Soccer's big moment happens in June as the best players on the planet meet in Brazil for the World Cup. And if you happen to be among the millions following along at home, why not toast your favorite team with a dash of South American spirit?
Once fairly obscure, Brazilian cachaca and pisco, made in Chile and Peru, are on the rise in the United States, says Pamela Wiznitzer, bartender at the Dead Rabbit in New York City and president of the U.S. Bartenders' Guild. With the weather warming up and the World Cup beckoning, now's the time the spirits really shine, she says.
Also a fan is New York City-based mixologist Duane Fernandez Jr.
"I just want the rest of America to break out of the usual and try something different. They will be surprised by what they will taste," he says.
Ready to try something new? Here's a sampler of what's out there.
Pronounced ka-SHA-sa, this is Brazil's national spirit and by law can only come from that country. It is made from fresh sugar cane juice and most often is seen in the caipirinha (kai-pur-EEN-ya) cocktail, made from cachaca and muddled lime. But bartenders increasingly also are exploring alternatives, such as subbing cachaca in classic cocktails like the old fashioned.
The spirit had been labeled "Brazilian Rum" in the United States, but producers successfully lobbied to have regulators recognize it as a unique spirit, arguing that customers got confused.
"Cachaca has a much different taste than a typical molasses-based rum," says Steve Luttmann, president and founder of Leblon cachaca, the category leader in the United States. "Consumers would taste cachaca and say, 'That's not rum,' and they would be right."
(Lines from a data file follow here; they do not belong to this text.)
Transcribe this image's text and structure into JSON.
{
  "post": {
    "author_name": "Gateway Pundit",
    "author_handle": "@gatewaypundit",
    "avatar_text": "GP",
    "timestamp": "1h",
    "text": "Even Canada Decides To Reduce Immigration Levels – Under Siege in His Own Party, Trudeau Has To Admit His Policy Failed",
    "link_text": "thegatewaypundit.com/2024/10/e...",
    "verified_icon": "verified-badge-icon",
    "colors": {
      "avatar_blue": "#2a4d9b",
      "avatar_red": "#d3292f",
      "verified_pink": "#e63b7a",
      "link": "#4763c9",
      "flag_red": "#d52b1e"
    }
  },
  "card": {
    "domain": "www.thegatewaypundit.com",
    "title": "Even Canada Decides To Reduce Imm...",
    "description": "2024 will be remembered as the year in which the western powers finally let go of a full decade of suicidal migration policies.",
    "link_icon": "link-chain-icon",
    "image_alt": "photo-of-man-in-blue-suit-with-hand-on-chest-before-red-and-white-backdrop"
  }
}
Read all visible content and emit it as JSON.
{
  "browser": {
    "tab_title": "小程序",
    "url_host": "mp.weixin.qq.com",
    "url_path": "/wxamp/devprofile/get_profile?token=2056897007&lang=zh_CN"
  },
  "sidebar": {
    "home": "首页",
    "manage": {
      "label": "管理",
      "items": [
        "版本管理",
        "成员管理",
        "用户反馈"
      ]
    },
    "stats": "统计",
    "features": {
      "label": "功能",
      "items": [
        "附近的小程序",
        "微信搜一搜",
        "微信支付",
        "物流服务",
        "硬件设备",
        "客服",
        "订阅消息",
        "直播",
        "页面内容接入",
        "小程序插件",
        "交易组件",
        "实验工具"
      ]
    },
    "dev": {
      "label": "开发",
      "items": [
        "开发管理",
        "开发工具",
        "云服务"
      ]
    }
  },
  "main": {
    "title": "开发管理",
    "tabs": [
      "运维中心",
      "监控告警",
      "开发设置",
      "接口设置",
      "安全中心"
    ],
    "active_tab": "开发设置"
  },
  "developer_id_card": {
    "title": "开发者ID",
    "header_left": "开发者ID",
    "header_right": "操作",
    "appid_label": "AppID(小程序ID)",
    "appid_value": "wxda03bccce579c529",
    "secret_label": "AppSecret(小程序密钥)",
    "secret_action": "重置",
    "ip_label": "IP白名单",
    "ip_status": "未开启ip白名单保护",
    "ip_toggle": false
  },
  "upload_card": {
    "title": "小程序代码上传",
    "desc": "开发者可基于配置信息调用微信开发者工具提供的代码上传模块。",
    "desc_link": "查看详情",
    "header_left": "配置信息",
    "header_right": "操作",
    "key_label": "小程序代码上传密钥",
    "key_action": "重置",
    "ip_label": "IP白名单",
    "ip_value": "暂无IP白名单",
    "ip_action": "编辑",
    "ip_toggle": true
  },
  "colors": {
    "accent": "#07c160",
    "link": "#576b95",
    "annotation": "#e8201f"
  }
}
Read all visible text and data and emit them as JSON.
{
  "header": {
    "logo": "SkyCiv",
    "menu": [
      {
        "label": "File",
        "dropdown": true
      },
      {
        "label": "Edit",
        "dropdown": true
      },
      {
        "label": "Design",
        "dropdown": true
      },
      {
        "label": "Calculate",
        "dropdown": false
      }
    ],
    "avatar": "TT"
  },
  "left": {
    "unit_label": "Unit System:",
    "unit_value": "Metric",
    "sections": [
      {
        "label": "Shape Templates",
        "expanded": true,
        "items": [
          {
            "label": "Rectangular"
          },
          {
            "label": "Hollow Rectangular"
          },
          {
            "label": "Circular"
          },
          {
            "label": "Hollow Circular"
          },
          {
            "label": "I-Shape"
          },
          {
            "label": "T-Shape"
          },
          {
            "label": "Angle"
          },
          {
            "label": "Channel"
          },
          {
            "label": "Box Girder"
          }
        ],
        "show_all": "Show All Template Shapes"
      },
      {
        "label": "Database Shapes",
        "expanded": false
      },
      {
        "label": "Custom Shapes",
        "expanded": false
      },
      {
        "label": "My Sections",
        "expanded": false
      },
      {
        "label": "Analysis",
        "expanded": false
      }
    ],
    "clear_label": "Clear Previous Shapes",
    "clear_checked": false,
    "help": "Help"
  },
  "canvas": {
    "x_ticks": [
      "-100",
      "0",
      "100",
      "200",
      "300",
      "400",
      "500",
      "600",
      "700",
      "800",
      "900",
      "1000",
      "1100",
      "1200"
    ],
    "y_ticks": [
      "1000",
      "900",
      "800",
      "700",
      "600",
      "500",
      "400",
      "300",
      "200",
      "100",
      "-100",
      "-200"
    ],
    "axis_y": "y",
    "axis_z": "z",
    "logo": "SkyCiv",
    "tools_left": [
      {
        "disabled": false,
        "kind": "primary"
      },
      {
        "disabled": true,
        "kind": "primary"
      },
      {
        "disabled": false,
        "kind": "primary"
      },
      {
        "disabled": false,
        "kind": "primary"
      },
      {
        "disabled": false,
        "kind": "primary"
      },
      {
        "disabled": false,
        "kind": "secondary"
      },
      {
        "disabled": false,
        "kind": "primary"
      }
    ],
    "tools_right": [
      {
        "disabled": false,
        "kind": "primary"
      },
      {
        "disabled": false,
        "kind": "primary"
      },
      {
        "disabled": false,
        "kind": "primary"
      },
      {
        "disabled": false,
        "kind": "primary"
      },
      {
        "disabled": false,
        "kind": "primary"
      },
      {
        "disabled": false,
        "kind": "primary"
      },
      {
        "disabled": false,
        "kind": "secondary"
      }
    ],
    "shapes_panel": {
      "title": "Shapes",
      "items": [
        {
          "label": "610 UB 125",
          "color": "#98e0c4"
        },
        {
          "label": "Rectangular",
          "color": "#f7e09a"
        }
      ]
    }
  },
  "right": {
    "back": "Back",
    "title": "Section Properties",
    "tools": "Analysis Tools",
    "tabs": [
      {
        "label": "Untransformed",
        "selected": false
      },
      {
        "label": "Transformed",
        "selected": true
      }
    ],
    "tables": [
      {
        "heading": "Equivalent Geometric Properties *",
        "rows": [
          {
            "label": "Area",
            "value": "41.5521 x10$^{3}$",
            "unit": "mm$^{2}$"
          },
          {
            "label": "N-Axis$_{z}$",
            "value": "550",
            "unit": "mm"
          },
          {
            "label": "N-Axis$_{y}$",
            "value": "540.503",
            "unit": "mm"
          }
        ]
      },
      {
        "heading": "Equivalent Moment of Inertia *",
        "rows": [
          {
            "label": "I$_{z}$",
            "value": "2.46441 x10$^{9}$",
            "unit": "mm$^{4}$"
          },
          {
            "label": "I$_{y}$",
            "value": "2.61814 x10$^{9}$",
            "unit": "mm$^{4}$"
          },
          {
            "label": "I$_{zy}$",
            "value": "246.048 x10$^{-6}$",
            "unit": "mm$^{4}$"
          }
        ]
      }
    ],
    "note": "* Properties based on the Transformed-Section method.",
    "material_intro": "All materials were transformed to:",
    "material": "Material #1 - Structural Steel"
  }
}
There are about 20 brands of cachaca available in the U.S., including Avua Cachaca which not only comes from Brazil, but is part-owned by Justin Noel, who has played soccer professionally for clubs in France and Britain. Now owner and bartender at New York City's 1534 bar, Noel sees the World Cup as an opportunity to "celebrate two things that I love — the sport and Brazil's national spirit."